*** Opening of INPUT MATERIAL ***

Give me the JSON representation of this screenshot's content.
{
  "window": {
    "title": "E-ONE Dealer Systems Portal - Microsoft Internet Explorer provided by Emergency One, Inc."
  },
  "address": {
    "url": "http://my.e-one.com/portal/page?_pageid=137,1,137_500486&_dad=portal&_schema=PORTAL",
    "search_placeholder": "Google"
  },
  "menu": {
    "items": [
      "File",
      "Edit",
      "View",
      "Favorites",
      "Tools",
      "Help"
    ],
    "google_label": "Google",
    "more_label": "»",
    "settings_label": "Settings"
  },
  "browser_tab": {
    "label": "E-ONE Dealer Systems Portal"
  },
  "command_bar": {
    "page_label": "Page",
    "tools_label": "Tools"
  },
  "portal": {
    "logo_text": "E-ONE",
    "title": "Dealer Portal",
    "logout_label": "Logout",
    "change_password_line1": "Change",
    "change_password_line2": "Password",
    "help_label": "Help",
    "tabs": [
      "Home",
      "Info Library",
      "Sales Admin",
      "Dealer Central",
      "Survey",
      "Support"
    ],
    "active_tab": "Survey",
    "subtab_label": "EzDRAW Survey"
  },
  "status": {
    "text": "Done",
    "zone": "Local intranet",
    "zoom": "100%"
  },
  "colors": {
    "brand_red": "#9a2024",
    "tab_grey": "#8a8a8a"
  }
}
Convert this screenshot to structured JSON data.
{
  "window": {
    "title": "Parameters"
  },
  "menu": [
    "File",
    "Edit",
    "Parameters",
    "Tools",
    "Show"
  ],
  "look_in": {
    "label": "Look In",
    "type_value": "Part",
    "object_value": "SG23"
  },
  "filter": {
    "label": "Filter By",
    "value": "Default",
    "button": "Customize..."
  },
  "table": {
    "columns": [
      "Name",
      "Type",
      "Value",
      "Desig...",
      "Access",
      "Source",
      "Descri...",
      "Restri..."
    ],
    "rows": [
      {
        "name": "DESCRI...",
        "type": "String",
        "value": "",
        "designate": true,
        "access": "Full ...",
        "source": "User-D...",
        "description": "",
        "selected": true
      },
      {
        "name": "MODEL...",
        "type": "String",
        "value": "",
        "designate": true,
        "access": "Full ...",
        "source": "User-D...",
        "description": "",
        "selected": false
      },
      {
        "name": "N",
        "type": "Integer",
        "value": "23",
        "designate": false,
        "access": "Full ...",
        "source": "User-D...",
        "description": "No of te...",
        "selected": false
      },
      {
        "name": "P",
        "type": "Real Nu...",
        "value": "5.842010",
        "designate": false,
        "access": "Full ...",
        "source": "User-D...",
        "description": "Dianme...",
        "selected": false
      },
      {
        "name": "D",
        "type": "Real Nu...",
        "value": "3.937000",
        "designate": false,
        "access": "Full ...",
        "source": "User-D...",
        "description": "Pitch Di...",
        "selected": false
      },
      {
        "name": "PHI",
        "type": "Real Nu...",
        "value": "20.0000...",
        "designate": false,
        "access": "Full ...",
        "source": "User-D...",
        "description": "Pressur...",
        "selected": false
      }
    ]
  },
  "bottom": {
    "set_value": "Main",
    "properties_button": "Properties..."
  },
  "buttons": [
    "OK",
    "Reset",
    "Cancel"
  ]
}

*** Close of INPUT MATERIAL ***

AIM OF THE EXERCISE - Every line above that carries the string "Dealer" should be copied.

TASK SOLUTION -
    "title": "E-ONE Dealer Systems Portal - Microsoft Internet Explorer provided by Emergency One, Inc."
    "label": "E-ONE Dealer Systems Portal"
    "title": "Dealer Portal",
      "Dealer Central",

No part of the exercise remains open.